Alternatively, the findings from Shin et al (1999) demonstrate the significance of the stereotype being activated is applicable to the individual in question. For example, the Asian American women would pick up on the stereotypical information about their race and gender - but perhaps if stereotypical information was about how what time they ate breakfast (assuming the stereotype that those who had breakfast would perform better) was enforced, this may not have an effect at all - as the particular stereotype is not salient for the participant group to tune into. Furthermore, Levy's (1996) findings in relation to stereotypes about the elderly was tested with younger participants and resulted in no differential affects between the two stereotypes used. Therefore, this implies that for activated stereotypes to exert a specific affect on behaviour is reliant on the stereotype being relevant to the individual in question. However, this notion has been disputed and different results have been yielded. For example, Dijksterhuis and Knipperberg (1998) demonstrate how stereotype priming can affect two different groups of people. They asked a mixed group of students to think of personality traits related to either soccer hooligans or professors. They were then asked a number of questions from the game 'trivial pursuit'. Those who were asked to think about the personality traits of soccer hooligans performed worse on the task. Dijksterhuis and Knipperberg (1998) argue that these results indicate that the students acted in a stereotype-consistent fashion after being exposed to these self-irrelevant concepts. However, these results may be taken with caution-as although the activated stereotypes were apparently not related to the students- it is arguable that they infact were. For example, students will often come into contact with professors in their academic life and they may also interact with members of the college sport teams. The stereotype of a professor would be of intelligence, with the stereotype of the soccer hooligan being the direct opposite. Therefore it could be argued that is of little surprise that Dijksterhuis and Knipperberg (1998) found the above results.

Gender Roles Essay Topics

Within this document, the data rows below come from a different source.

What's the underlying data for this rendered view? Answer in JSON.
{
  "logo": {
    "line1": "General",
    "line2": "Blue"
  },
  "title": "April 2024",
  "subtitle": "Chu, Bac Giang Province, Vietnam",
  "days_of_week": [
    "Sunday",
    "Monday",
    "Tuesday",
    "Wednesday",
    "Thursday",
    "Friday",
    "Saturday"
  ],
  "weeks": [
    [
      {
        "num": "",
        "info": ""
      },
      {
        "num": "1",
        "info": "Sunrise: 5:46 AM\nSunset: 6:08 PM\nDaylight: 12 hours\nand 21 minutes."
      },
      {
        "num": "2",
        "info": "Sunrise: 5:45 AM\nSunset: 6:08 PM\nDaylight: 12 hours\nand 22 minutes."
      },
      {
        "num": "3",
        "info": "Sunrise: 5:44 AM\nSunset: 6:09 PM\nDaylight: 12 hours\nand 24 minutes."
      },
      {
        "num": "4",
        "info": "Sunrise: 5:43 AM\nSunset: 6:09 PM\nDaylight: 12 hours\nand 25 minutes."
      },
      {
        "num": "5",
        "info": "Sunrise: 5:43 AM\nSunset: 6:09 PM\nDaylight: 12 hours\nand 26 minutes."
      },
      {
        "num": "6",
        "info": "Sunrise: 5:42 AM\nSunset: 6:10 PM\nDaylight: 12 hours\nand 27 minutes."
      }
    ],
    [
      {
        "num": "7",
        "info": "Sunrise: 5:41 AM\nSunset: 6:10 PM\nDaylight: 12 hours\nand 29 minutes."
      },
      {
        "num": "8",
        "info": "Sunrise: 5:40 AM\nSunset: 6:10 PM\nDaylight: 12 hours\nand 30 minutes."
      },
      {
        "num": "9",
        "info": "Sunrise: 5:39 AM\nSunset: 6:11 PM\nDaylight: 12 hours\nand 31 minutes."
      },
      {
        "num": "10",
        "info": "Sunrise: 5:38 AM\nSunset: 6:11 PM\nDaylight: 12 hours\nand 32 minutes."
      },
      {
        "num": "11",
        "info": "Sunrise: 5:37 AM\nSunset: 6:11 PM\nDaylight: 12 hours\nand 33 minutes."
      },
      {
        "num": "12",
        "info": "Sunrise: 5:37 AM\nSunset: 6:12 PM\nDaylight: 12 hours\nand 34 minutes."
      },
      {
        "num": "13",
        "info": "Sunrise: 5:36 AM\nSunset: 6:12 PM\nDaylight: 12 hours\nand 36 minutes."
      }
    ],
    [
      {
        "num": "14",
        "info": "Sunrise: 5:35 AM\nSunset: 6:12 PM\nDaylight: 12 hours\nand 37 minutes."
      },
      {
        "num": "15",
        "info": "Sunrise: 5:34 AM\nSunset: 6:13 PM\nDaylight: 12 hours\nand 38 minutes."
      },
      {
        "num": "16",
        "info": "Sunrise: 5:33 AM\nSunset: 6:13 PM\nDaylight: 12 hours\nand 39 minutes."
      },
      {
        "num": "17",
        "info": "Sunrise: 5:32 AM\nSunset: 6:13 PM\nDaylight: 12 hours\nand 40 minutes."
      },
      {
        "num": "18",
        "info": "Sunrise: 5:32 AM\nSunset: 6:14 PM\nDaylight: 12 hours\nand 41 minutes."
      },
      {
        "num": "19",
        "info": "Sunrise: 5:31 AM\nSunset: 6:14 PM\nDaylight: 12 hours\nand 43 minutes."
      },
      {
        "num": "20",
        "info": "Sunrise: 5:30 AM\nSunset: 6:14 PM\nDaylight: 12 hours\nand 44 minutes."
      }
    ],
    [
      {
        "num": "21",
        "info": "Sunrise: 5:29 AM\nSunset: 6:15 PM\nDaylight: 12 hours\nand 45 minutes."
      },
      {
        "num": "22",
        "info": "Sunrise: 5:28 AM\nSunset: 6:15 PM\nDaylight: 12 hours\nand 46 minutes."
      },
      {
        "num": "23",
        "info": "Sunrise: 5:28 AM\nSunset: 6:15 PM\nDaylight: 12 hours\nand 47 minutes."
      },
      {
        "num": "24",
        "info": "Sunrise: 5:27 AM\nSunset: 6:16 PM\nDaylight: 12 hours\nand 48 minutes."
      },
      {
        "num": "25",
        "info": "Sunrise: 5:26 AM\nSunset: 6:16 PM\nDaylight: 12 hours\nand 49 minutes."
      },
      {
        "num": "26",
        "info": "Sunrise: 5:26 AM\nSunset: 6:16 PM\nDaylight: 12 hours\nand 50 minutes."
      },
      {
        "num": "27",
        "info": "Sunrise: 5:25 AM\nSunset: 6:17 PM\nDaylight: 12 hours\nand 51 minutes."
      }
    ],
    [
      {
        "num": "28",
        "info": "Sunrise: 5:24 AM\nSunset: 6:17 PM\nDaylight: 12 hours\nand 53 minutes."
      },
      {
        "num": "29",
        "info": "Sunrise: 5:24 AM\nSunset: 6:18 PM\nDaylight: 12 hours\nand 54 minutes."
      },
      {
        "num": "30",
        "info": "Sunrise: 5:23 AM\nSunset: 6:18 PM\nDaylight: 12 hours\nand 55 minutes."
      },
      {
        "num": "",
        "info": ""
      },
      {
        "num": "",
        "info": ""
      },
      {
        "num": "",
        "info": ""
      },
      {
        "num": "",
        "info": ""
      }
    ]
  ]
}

The results confirm our hypotheses that, although the general stereotype of a manager is masculine and although most prefer a man as a manager, female employees, employees with a female manager, and employees working in an organization with a high percentage of female managers, have a stronger preference for feminine characteristics of managers and for female managers. Moreover, we find that proximal variables are much stronger predictors of these preferences than more distal variables.